> _TASK DIRECTIONS_: Search the data for the word "value" and copy every line that contains it.

> _EXTRACTED DATA_:
----------------------------------------
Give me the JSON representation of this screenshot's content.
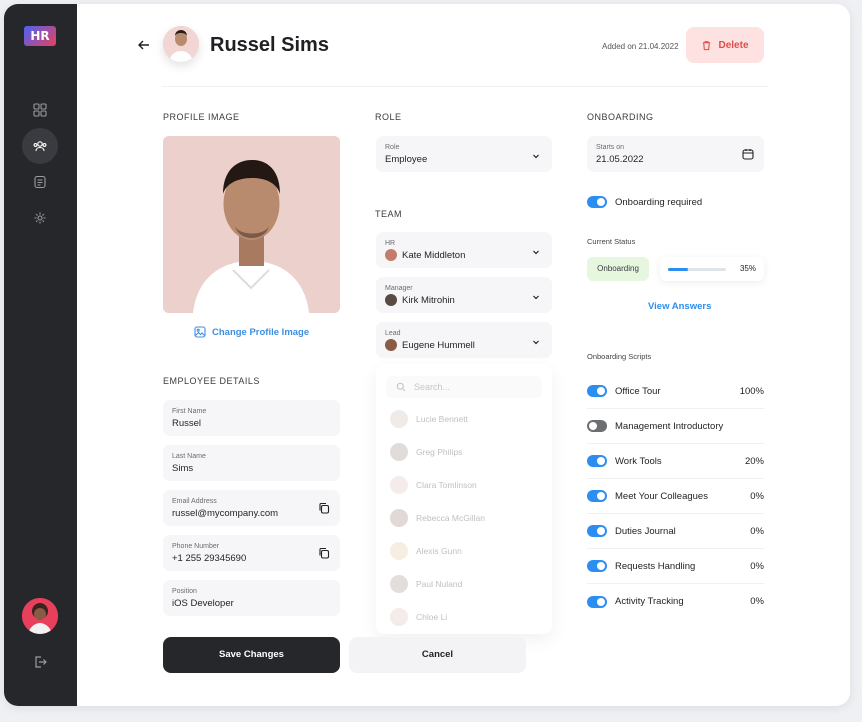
{
  "app": {
    "logo": "HR"
  },
  "sidebar": {
    "items": [
      {
        "name": "dashboard",
        "icon": "grid-icon"
      },
      {
        "name": "people",
        "icon": "users-icon"
      },
      {
        "name": "documents",
        "icon": "document-icon"
      },
      {
        "name": "settings",
        "icon": "gear-icon"
      }
    ],
    "active": "people"
  },
  "header": {
    "name": "Russel Sims",
    "added": "Added on 21.04.2022",
    "delete_label": "Delete"
  },
  "profile": {
    "title": "PROFILE IMAGE",
    "change_label": "Change Profile Image"
  },
  "details": {
    "title": "EMPLOYEE DETAILS",
    "first_name": {
      "label": "First Name",
      "value": "Russel"
    },
    "last_name": {
      "label": "Last Name",
      "value": "Sims"
    },
    "email": {
      "label": "Email Address",
      "value": "russel@mycompany.com"
    },
    "phone": {
      "label": "Phone Number",
      "value": "+1 255 29345690"
    },
    "position": {
      "label": "Position",
      "value": "iOS Developer"
    }
  },
  "role": {
    "title": "ROLE",
    "field": {
      "label": "Role",
      "value": "Employee"
    }
  },
  "team": {
    "title": "TEAM",
    "hr": {
      "label": "HR",
      "value": "Kate Middleton"
    },
    "manager": {
      "label": "Manager",
      "value": "Kirk Mitrohin"
    },
    "lead": {
      "label": "Lead",
      "value": "Eugene Hummell"
    },
    "search_placeholder": "Search...",
    "options": [
      "Lucie Bennett",
      "Greg Philips",
      "Clara Tomlinson",
      "Rebecca McGillan",
      "Alexis Gunn",
      "Paul Nuland",
      "Chloe Li"
    ]
  },
  "onboarding": {
    "title": "ONBOARDING",
    "starts": {
      "label": "Starts on",
      "value": "21.05.2022"
    },
    "required_label": "Onboarding required",
    "required": true,
    "current_status_label": "Current Status",
    "status": "Onboarding",
    "progress": 35,
    "progress_text": "35%",
    "view_answers": "View Answers",
    "scripts_title": "Onboarding Scripts",
    "scripts": [
      {
        "label": "Office Tour",
        "on": true,
        "pct": "100%"
      },
      {
        "label": "Management Introductory",
        "on": false,
        "pct": ""
      },
      {
        "label": "Work Tools",
        "on": true,
        "pct": "20%"
      },
      {
        "label": "Meet Your Colleagues",
        "on": true,
        "pct": "0%"
      },
      {
        "label": "Duties Journal",
        "on": true,
        "pct": "0%"
      },
      {
        "label": "Requests Handling",
        "on": true,
        "pct": "0%"
      },
      {
        "label": "Activity Tracking",
        "on": true,
        "pct": "0%"
      }
    ]
  },
  "actions": {
    "save": "Save Changes",
    "cancel": "Cancel"
  },
  "colors": {
    "accent": "#2c8ef0",
    "danger": "#e14d4d",
    "sidebar": "#26272b"
  }
}
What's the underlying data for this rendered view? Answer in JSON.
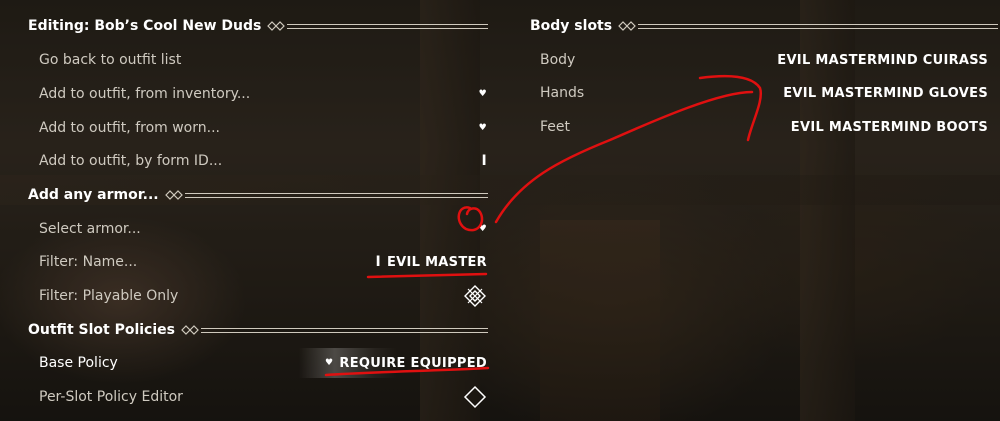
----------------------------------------
> _TASK ANSWER_:
      "value": "Russel"
      "value": "Sims"
      "value": "russel@mycompany.com"
      "value": "+1 255 29345690"
      "value": "iOS Developer"
      "value": "Employee"
      "value": "Kate Middleton"
      "value": "Kirk Mitrohin"
      "value": "Eugene Hummell"
      "value": "21.05.2022"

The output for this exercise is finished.